Interface 1 and a Microdrive with cartridges. Cheers Del!
Mint Interface 1 with 2 mint Microdrives
Scruffy Interface1 with 2 mint microdrives; one bust. Anyone know how to fix 'em?
3 Microdrives, 2 mint with protective film on case.
Interface2, boxed.
3 cartridge games for the Interface 2/RAM/Kempston Pro interface.
Rotronics Wafadrive with 2 wafas and manual.....
DK'Tronics Lighpen, boxed, for the Speccy.
DK'Tronics Joystick i/f for the Speccy
Boxed complete Currah Microspeech (my own - just found it :)
Boxed Multiface 1 "for any 48K spectrum"
Multiface 1 for the Spec and Spec+, boxed with instructions
Multiface 3 for the +3
Draysoft duplicating Interface with software.
Doodler lightpen for the ZX81
Echosoft printer interface (I assume!)
RAM Turbo Joystick i/f - boxed complete
RAM Turbo Joystick i/f with reset switch
RAM Printer i/f
RAM Joystick MK2 i/f
Protek Joystick i/f with a cartridge slot
Kempston Joystick i/f
Kempston Pro Joystick i/f
Fox programmable joystick i/f
Downsway programmable joystick i/f
Datel Electronics joystick i/f
Alphacom printer (with rolls!), all boxed
ZX Printer with paper.
Box of unused rolls of paper for the ZX Printer.
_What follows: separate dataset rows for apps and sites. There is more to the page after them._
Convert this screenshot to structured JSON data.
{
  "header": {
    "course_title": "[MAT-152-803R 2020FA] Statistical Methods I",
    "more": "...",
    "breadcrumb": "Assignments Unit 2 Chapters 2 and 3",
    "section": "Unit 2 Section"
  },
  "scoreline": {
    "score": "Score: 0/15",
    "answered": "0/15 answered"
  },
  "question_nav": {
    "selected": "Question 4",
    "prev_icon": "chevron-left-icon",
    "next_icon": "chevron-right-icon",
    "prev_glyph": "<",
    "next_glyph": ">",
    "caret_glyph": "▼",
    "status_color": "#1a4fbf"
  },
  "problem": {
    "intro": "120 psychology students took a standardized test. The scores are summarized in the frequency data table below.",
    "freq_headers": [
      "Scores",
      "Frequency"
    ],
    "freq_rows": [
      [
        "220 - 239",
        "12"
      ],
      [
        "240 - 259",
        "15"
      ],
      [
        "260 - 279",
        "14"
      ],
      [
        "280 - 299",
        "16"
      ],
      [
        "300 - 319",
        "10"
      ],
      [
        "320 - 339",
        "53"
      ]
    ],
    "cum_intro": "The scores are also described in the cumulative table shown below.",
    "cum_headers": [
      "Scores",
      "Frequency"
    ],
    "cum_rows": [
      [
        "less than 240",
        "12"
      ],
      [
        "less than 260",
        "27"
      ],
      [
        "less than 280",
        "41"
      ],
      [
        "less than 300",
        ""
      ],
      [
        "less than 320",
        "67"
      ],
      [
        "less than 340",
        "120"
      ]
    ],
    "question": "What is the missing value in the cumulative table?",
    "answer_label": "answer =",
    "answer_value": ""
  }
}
Sinclair SS12 Professional series monitor, boxed, unused.
Quiksilva 2-port expander for the ZX81
ZX-box sound amplifier for the Speccy.
Fuller Master System for the Speccy
Comcon programmable joystick interface, boxed.
Bus extender for the Spectrum
Weather FAX receiver for the Spectrum, not the ZX81 as at first thought, despite the edge connector!
Ultimate Head Cleaner :o)
Datel 'Games Ace' joystick interface and extra gubbins; looks like composite video and audio outputs. Odd.
'Scientific' Programmable calculator in leatherette sleeve with bagged PSU and complete program cards. Yay!
'Oxford 300' calculator in excellent condition - 10p!
Prism VTX5000 modem for the Speccy. Boxed unopened, courtesy of Brian Gaff
Currah uSlot
SpecDrum drum synth, with software
Atari joystick converter
32K RAM pack for the Z88
128K EPROM pack for the Z88, both from Rich Davis
Unused Spectrum+2 keyboard, spanish version :)
[1] These are still available from Zebra Systems in New York. Don't believe what you see on eBay!
Related pix
WOW! RARE! L@@K! A stack of RARE ZX81s!
<Fall over with shock> A stack of RARE Spectrum 48Ks, some MIB! FANTASTIC! Unique! Etc. <sniff>
Related links
Nine Tiles
Steve Vickers' website

All images and text © Adrian Graham 1999-2017 unless otherwise noted using words.